Sending Email from Azure with SendGrid

In SharePoint Online I need to send email(s) when a user updates a document. Who this email goes to involves some fairly complex logic – which we’ll ignore for this post. So how do we send the email? SharePoint Online doesn’t allow you to use SPUtility.SendEmail() or System.Net.Mail.SmtpClient – so unless you’re using standard alerts, or the workflow “Send Email” activity, well, you’re going to have to look elsewhere. I didn’t think SharePoint designer Workflows were quite up to the complexity of it, so I started to look elsewhere – at Remote Event Receivers, provider-hosted in Azure.

This leads to the question “can Azure send email?” I can imagine a few reasons why it maybe shouldn’t (think “spam”).

Well, Azure can’t send email, apparently – but it has an add-on “SendGrid” that can. I added it to the Azure instance (hint: make sure you have a valid credit card recorded against your subscription – mine wasn’t!) and started to try to follow some of the instructions on the ‘How to Send Email Using SendGrid with Windows Azure‘.

Unfortunately, this got a little confusing – there are different versions of SendGrid available through NuGet:

NuGet

Hmm. SendGridPlus – things with a “Plus” are better, right, like Google+ or AndyPlus? Obviously, I added that to my project. Unfortunately, this means the API examples from SendGrid don’t work – SendGridPlus is quite different in it’s API. Below is how to send an email in either of them:

SendGrid: (From their example, not actually tested)

var from = new MailAddress("donotreply@example.com");
var to   = new MailAddress[] { new MailAddress("andy@example.com") };
var cc   = new MailAddress[] { new MailAddress("bob@example.com") };
var bcc  = new MailAddress[] { new MailAddress("cath@example.com") };
var subject = "Andy Was here!";
var html    = "<b>Andy</b> was here working on item: " + item.Id.ToString();
var text 	= "Andy really was here working on item: " + item.Id.ToString();
var transport = SendGridMail.TransportType.SMTP;

// Create an email, passing in the the eight properties as arguments.
SendGrid myMessage = SendGrid.GetInstance(from, to, cc, bcc, subject, html, text, transport);

var credentials = new NetworkCredential("username", "password");

// Create an SMTP transport for sending email.
var transportSMTP = SMTP.GetInstance(credentials);

// Send the email.
transportSMTP.Deliver(myMessage);

SendGridPlus (Worked for me!):

List<MailAddress> to = new List<MailAddress>();
List<MailAddress> cc = new List<MailAddress>();
List<MailAddress> bcc = new List<MailAddress>();
to.Add(new MailAddress("andy@example.com"));
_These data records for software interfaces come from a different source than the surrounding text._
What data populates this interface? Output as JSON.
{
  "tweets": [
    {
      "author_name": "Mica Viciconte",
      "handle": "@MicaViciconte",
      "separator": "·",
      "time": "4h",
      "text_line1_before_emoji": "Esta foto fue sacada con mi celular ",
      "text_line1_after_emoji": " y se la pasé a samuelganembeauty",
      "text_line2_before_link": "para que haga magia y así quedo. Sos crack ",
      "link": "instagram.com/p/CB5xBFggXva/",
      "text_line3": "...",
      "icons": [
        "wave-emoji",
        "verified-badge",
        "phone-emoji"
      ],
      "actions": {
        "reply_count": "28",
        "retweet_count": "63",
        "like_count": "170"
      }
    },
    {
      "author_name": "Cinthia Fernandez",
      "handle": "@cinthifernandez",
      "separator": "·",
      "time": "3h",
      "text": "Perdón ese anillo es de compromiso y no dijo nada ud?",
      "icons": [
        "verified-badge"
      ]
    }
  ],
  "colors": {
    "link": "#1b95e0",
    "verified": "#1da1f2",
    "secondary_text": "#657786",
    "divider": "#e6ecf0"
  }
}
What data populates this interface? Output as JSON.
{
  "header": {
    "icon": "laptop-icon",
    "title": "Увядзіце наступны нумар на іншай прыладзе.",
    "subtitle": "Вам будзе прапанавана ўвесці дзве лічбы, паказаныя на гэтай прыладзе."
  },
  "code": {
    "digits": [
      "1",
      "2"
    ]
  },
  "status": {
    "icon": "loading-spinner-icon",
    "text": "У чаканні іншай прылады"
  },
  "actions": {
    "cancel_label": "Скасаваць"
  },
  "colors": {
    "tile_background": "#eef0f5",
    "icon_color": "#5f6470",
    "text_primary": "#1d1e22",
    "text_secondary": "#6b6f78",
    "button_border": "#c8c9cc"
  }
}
Mail msg = SendGrid.Mail.GetInstance(new MailAddress("donotreply@example.com"),
 to.ToArray(),
 cc.ToArray(),
 bcc.ToArray(),
 "Andy Was here!",
 "<b>Andy</b> was here working on item: " + item.Id.ToString(),
 "Andy really was here working on item: " + item.Id.ToString());

var credentials = new NetworkCredential("username", "password");

// Create an SMTP transport for sending email.
var transportSMTP = SMTP.GetInstance(credentials);

// Send the email.
transportSMTP.Deliver(msg);

As you can see, both are pretty similar – but GetInstance() is a little different, and I prefer my use of generic lists (it’s a shame SendGrid’s API doesn’t use this (hint!))

Username and Password are your account details from Azure. You can find them through the Azure Management Portal.

I’m really not clear what you hand the GetInstance() function if you won’t want any CC or BCC addresses – zero-length arrays seem to work, but it feels a bit weird. Do not use NULL. This seems to cause some kind of error, but it’s a bit weird – no exception is thrown (that I could see), just the remote event receiver call terminates.

The result – email:

Email

To be honest, the emails arrived pretty quickly – I was fairly impressed. Oh, and what does it cost? For up to 25,000 emails per month – free:

SendGrid cost

So, sending email from Azure with SendGridPlus in an remote event receiver – pretty straight forward.

Advertisements
Sending Email from Azure with SendGrid

Leave a Reply

Fill in your details below or click an icon to log in:

WordPress.com Logo

You are commenting using your WordPress.com account. Log Out / Change )

Twitter picture

You are commenting using your Twitter account. Log Out / Change )

Facebook photo

You are commenting using your Facebook account. Log Out / Change )

Google+ photo

You are commenting using your Google+ account. Log Out / Change )

Connecting to %s